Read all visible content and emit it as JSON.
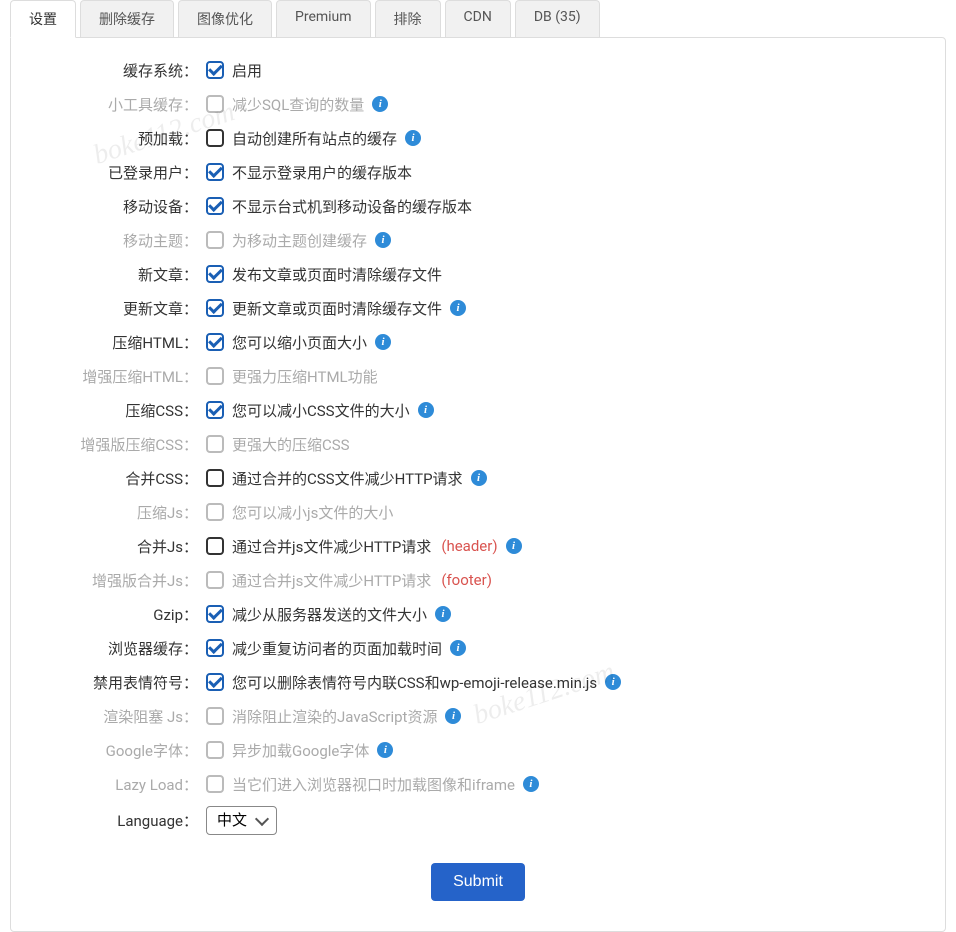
{
  "tabs": [
    {
      "label": "设置",
      "active": true
    },
    {
      "label": "删除缓存",
      "active": false
    },
    {
      "label": "图像优化",
      "active": false
    },
    {
      "label": "Premium",
      "active": false
    },
    {
      "label": "排除",
      "active": false
    },
    {
      "label": "CDN",
      "active": false
    },
    {
      "label": "DB (35)",
      "active": false
    }
  ],
  "watermark": "boke112.com",
  "rows": [
    {
      "name": "cache-system",
      "label": "缓存系统：",
      "muted": false,
      "checked": true,
      "desc": "启用",
      "info": false
    },
    {
      "name": "widget-cache",
      "label": "小工具缓存：",
      "muted": true,
      "checked": false,
      "desc": "减少SQL查询的数量",
      "info": true
    },
    {
      "name": "preload",
      "label": "预加载：",
      "muted": false,
      "checked": false,
      "desc": "自动创建所有站点的缓存",
      "info": true
    },
    {
      "name": "logged-in-users",
      "label": "已登录用户：",
      "muted": false,
      "checked": true,
      "desc": "不显示登录用户的缓存版本",
      "info": false
    },
    {
      "name": "mobile",
      "label": "移动设备：",
      "muted": false,
      "checked": true,
      "desc": "不显示台式机到移动设备的缓存版本",
      "info": false
    },
    {
      "name": "mobile-theme",
      "label": "移动主题：",
      "muted": true,
      "checked": false,
      "desc": "为移动主题创建缓存",
      "info": true
    },
    {
      "name": "new-post",
      "label": "新文章：",
      "muted": false,
      "checked": true,
      "desc": "发布文章或页面时清除缓存文件",
      "info": false
    },
    {
      "name": "update-post",
      "label": "更新文章：",
      "muted": false,
      "checked": true,
      "desc": "更新文章或页面时清除缓存文件",
      "info": true
    },
    {
      "name": "minify-html",
      "label": "压缩HTML：",
      "muted": false,
      "checked": true,
      "desc": "您可以缩小页面大小",
      "info": true
    },
    {
      "name": "minify-html-plus",
      "label": "增强压缩HTML：",
      "muted": true,
      "checked": false,
      "desc": "更强力压缩HTML功能",
      "info": false
    },
    {
      "name": "minify-css",
      "label": "压缩CSS：",
      "muted": false,
      "checked": true,
      "desc": "您可以减小CSS文件的大小",
      "info": true
    },
    {
      "name": "minify-css-plus",
      "label": "增强版压缩CSS：",
      "muted": true,
      "checked": false,
      "desc": "更强大的压缩CSS",
      "info": false
    },
    {
      "name": "combine-css",
      "label": "合并CSS：",
      "muted": false,
      "checked": false,
      "desc": "通过合并的CSS文件减少HTTP请求",
      "info": true
    },
    {
      "name": "minify-js",
      "label": "压缩Js：",
      "muted": true,
      "checked": false,
      "desc": "您可以减小js文件的大小",
      "info": false
    },
    {
      "name": "combine-js",
      "label": "合并Js：",
      "muted": false,
      "checked": false,
      "desc": "通过合并js文件减少HTTP请求",
      "extra": "(header)",
      "info": true
    },
    {
      "name": "combine-js-plus",
      "label": "增强版合并Js：",
      "muted": true,
      "checked": false,
      "desc": "通过合并js文件减少HTTP请求",
      "extra": "(footer)",
      "info": false
    },
    {
      "name": "gzip",
      "label": "Gzip：",
      "muted": false,
      "checked": true,
      "desc": "减少从服务器发送的文件大小",
      "info": true
    },
    {
      "name": "browser-caching",
      "label": "浏览器缓存：",
      "muted": false,
      "checked": true,
      "desc": "减少重复访问者的页面加载时间",
      "info": true
    },
    {
      "name": "disable-emojis",
      "label": "禁用表情符号：",
      "muted": false,
      "checked": true,
      "desc": "您可以删除表情符号内联CSS和wp-emoji-release.min.js",
      "info": true
    },
    {
      "name": "render-blocking-js",
      "label": "渲染阻塞 Js：",
      "muted": true,
      "checked": false,
      "desc": "消除阻止渲染的JavaScript资源",
      "info": true
    },
    {
      "name": "google-fonts",
      "label": "Google字体：",
      "muted": true,
      "checked": false,
      "desc": "异步加载Google字体",
      "info": true
    },
    {
      "name": "lazy-load",
      "label": "Lazy Load：",
      "muted": true,
      "checked": false,
      "desc": "当它们进入浏览器视口时加载图像和iframe",
      "info": true
    }
  ],
  "language": {
    "label": "Language：",
    "value": "中文"
  },
  "submit": {
    "label": "Submit"
  }
}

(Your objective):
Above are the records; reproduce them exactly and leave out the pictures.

(Your solution):
Read all visible content and emit it as JSON.
{
  "tabs": [
    {
      "label": "设置",
      "active": true
    },
    {
      "label": "删除缓存",
      "active": false
    },
    {
      "label": "图像优化",
      "active": false
    },
    {
      "label": "Premium",
      "active": false
    },
    {
      "label": "排除",
      "active": false
    },
    {
      "label": "CDN",
      "active": false
    },
    {
      "label": "DB (35)",
      "active": false
    }
  ],
  "watermark": "boke112.com",
  "rows": [
    {
      "name": "cache-system",
      "label": "缓存系统：",
      "muted": false,
      "checked": true,
      "desc": "启用",
      "info": false
    },
    {
      "name": "widget-cache",
      "label": "小工具缓存：",
      "muted": true,
      "checked": false,
      "desc": "减少SQL查询的数量",
      "info": true
    },
    {
      "name": "preload",
      "label": "预加载：",
      "muted": false,
      "checked": false,
      "desc": "自动创建所有站点的缓存",
      "info": true
    },
    {
      "name": "logged-in-users",
      "label": "已登录用户：",
      "muted": false,
      "checked": true,
      "desc": "不显示登录用户的缓存版本",
      "info": false
    },
    {
      "name": "mobile",
      "label": "移动设备：",
      "muted": false,
      "checked": true,
      "desc": "不显示台式机到移动设备的缓存版本",
      "info": false
    },
    {
      "name": "mobile-theme",
      "label": "移动主题：",
      "muted": true,
      "checked": false,
      "desc": "为移动主题创建缓存",
      "info": true
    },
    {
      "name": "new-post",
      "label": "新文章：",
      "muted": false,
      "checked": true,
      "desc": "发布文章或页面时清除缓存文件",
      "info": false
    },
    {
      "name": "update-post",
      "label": "更新文章：",
      "muted": false,
      "checked": true,
      "desc": "更新文章或页面时清除缓存文件",
      "info": true
    },
    {
      "name": "minify-html",
      "label": "压缩HTML：",
      "muted": false,
      "checked": true,
      "desc": "您可以缩小页面大小",
      "info": true
    },
    {
      "name": "minify-html-plus",
      "label": "增强压缩HTML：",
      "muted": true,
      "checked": false,
      "desc": "更强力压缩HTML功能",
      "info": false
    },
    {
      "name": "minify-css",
      "label": "压缩CSS：",
      "muted": false,
      "checked": true,
      "desc": "您可以减小CSS文件的大小",
      "info": true
    },
    {
      "name": "minify-css-plus",
      "label": "增强版压缩CSS：",
      "muted": true,
      "checked": false,
      "desc": "更强大的压缩CSS",
      "info": false
    },
    {
      "name": "combine-css",
      "label": "合并CSS：",
      "muted": false,
      "checked": false,
      "desc": "通过合并的CSS文件减少HTTP请求",
      "info": true
    },
    {
      "name": "minify-js",
      "label": "压缩Js：",
      "muted": true,
      "checked": false,
      "desc": "您可以减小js文件的大小",
      "info": false
    },
    {
      "name": "combine-js",
      "label": "合并Js：",
      "muted": false,
      "checked": false,
      "desc": "通过合并js文件减少HTTP请求",
      "extra": "(header)",
      "info": true
    },
    {
      "name": "combine-js-plus",
      "label": "增强版合并Js：",
      "muted": true,
      "checked": false,
      "desc": "通过合并js文件减少HTTP请求",
      "extra": "(footer)",
      "info": false
    },
    {
      "name": "gzip",
      "label": "Gzip：",
      "muted": false,
      "checked": true,
      "desc": "减少从服务器发送的文件大小",
      "info": true
    },
    {
      "name": "browser-caching",
      "label": "浏览器缓存：",
      "muted": false,
      "checked": true,
      "desc": "减少重复访问者的页面加载时间",
      "info": true
    },
    {
      "name": "disable-emojis",
      "label": "禁用表情符号：",
      "muted": false,
      "checked": true,
      "desc": "您可以删除表情符号内联CSS和wp-emoji-release.min.js",
      "info": true
    },
    {
      "name": "render-blocking-js",
      "label": "渲染阻塞 Js：",
      "muted": true,
      "checked": false,
      "desc": "消除阻止渲染的JavaScript资源",
      "info": true
    },
    {
      "name": "google-fonts",
      "label": "Google字体：",
      "muted": true,
      "checked": false,
      "desc": "异步加载Google字体",
      "info": true
    },
    {
      "name": "lazy-load",
      "label": "Lazy Load：",
      "muted": true,
      "checked": false,
      "desc": "当它们进入浏览器视口时加载图像和iframe",
      "info": true
    }
  ],
  "language": {
    "label": "Language：",
    "value": "中文"
  },
  "submit": {
    "label": "Submit"
  }
}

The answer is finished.